§ Supplied entries
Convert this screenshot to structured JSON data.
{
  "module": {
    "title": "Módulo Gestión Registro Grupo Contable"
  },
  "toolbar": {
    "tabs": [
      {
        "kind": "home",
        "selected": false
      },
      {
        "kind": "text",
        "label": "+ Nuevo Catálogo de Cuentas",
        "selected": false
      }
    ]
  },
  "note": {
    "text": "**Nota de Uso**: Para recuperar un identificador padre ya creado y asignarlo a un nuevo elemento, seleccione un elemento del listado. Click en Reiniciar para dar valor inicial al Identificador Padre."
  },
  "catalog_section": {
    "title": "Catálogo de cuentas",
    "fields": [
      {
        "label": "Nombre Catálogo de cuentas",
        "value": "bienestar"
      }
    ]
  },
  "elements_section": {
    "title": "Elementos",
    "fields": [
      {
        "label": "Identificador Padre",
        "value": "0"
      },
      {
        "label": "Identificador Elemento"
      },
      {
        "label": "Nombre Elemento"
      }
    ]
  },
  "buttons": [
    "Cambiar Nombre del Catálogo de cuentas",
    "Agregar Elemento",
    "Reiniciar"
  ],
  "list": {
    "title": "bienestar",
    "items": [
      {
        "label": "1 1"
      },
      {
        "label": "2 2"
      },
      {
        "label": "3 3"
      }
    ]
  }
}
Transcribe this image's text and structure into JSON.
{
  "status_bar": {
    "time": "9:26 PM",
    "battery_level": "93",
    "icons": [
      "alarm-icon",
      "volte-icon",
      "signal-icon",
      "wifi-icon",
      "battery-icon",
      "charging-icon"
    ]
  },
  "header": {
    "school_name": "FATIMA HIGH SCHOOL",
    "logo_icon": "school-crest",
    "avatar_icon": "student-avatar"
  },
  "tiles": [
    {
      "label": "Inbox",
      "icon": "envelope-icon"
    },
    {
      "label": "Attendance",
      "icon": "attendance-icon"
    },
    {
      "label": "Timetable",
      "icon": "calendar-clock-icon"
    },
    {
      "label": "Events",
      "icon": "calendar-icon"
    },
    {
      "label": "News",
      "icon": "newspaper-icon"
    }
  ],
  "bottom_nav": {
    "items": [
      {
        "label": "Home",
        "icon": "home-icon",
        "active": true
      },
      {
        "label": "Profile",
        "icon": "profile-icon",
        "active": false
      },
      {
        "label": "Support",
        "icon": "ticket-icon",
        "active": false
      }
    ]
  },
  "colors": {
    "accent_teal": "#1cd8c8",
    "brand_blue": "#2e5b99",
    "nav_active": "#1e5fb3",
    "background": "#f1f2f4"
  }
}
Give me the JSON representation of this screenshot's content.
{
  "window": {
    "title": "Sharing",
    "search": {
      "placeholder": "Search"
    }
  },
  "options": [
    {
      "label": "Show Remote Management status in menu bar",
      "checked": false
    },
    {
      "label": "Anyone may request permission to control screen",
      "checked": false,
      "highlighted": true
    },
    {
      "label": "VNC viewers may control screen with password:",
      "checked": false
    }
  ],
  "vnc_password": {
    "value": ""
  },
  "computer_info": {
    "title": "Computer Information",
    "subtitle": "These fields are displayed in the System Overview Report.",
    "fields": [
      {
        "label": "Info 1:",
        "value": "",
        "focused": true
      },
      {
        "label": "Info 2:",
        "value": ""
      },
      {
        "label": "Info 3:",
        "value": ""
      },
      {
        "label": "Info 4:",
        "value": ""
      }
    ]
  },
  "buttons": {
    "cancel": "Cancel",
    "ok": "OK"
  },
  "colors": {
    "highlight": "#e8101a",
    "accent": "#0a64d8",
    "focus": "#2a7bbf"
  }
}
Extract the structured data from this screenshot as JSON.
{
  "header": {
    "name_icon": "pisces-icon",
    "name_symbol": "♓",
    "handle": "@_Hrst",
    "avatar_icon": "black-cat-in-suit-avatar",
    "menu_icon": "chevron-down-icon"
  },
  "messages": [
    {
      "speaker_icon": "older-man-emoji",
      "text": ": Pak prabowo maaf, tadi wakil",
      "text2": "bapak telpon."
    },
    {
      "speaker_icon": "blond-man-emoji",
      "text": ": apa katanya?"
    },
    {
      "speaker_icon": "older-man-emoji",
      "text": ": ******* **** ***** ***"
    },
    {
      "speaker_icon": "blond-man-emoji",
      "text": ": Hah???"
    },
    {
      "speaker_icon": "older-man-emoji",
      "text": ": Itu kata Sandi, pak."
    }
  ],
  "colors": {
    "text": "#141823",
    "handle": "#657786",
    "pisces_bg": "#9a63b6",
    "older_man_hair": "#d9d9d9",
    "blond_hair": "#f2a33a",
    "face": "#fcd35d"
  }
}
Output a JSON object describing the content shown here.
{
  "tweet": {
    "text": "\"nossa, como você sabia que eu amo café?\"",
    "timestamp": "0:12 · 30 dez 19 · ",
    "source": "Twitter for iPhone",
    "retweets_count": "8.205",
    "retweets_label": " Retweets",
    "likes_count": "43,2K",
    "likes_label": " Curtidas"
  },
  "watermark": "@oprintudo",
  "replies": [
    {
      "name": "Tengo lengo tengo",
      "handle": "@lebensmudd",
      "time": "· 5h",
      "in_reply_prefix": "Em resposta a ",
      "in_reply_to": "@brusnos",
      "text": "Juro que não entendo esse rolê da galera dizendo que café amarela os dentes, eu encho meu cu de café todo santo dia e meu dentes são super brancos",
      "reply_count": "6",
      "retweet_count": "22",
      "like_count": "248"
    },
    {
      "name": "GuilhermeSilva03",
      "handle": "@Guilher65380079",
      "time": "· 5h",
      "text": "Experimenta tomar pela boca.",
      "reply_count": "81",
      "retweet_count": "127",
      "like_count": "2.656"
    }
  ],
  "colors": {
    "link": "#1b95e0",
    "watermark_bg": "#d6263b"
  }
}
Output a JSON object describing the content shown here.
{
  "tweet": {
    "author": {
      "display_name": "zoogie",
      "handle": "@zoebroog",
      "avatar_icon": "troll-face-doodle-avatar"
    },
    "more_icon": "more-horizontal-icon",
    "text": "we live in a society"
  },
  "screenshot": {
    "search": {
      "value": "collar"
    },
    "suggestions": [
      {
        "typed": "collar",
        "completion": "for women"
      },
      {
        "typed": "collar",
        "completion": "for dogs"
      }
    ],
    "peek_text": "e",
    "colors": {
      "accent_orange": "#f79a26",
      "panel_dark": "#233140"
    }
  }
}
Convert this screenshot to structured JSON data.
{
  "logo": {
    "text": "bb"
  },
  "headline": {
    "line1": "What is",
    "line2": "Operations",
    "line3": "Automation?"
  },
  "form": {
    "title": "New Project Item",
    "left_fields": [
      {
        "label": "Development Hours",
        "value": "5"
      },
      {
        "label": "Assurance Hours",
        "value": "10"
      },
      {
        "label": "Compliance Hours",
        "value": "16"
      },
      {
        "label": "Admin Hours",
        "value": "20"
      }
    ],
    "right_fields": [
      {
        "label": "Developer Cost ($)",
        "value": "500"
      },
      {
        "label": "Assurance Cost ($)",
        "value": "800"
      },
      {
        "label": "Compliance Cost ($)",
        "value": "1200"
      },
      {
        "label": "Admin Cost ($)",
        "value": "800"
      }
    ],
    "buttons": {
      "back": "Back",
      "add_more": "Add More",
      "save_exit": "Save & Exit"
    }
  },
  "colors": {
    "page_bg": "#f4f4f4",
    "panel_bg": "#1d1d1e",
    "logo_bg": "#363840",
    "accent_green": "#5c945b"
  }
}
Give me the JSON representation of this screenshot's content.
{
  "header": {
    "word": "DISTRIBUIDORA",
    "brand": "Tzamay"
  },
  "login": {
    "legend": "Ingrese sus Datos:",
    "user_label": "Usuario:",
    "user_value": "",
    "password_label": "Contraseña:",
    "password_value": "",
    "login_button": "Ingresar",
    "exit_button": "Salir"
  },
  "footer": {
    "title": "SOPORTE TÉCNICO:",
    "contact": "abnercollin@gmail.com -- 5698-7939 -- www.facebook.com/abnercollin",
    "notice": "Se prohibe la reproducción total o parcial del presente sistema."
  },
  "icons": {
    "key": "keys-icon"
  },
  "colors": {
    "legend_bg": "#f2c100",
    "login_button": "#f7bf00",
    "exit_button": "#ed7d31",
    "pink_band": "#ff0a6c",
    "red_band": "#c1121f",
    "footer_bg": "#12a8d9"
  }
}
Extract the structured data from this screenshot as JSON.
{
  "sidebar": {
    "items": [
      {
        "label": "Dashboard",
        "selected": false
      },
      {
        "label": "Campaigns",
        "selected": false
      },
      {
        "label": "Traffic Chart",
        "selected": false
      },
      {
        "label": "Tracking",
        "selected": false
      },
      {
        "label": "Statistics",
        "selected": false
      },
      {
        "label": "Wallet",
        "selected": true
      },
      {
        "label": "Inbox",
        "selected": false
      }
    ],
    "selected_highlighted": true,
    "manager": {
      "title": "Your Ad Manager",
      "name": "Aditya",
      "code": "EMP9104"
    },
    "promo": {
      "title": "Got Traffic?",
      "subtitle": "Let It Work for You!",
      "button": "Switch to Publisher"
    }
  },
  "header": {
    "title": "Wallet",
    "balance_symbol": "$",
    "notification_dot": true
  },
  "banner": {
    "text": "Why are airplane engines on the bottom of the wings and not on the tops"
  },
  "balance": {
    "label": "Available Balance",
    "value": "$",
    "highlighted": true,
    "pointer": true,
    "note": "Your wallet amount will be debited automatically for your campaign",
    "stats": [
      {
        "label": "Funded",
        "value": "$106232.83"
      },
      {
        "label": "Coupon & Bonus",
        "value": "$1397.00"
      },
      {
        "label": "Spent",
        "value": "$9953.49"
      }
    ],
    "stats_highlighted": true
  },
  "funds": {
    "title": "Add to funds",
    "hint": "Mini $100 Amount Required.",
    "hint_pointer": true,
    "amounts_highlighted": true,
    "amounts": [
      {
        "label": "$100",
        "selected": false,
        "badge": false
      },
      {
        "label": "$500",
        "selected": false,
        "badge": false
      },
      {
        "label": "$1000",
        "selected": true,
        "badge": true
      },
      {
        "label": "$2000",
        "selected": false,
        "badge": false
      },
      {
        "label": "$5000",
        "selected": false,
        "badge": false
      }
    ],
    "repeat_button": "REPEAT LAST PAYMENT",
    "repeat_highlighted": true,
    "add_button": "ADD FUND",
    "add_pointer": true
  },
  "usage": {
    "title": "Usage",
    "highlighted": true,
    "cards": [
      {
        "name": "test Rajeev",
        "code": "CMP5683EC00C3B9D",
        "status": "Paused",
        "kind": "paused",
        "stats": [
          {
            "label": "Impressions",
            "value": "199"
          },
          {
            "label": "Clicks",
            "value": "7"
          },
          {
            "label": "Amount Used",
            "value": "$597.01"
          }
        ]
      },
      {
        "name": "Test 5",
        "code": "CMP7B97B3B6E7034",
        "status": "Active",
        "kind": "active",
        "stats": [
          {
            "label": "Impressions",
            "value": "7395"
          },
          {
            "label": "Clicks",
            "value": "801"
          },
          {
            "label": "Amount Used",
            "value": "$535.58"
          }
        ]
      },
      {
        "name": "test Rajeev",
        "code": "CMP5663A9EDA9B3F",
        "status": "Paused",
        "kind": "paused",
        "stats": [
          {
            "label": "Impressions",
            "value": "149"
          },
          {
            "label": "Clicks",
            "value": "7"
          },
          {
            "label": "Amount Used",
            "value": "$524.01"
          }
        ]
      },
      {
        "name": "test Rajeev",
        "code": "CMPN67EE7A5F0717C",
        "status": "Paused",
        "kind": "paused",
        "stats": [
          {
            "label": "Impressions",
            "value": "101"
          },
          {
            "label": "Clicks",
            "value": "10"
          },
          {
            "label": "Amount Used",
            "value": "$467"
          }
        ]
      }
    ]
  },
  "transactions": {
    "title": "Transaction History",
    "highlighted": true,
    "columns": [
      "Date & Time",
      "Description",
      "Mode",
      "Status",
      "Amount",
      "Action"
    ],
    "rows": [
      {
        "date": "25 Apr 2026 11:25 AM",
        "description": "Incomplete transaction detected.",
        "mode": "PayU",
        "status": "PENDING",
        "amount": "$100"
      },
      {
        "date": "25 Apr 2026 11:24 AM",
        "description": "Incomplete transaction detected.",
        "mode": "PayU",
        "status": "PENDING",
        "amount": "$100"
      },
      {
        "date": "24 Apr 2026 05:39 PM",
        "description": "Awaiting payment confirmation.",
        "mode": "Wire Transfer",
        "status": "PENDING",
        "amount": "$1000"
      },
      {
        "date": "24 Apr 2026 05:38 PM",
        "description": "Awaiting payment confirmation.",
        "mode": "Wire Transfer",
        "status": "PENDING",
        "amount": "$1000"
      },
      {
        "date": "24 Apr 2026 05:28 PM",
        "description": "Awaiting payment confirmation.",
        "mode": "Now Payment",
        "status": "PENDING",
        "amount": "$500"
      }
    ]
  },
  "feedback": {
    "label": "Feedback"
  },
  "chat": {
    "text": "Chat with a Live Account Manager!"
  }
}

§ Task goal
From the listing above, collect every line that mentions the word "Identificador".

§ Task answer
    "text": "**Nota de Uso**: Para recuperar un identificador padre ya creado y asignarlo a un nuevo elemento, seleccione un elemento del listado. Click en Reiniciar para dar valor inicial al Identificador Padre."
        "label": "Identificador Padre",
        "label": "Identificador Elemento"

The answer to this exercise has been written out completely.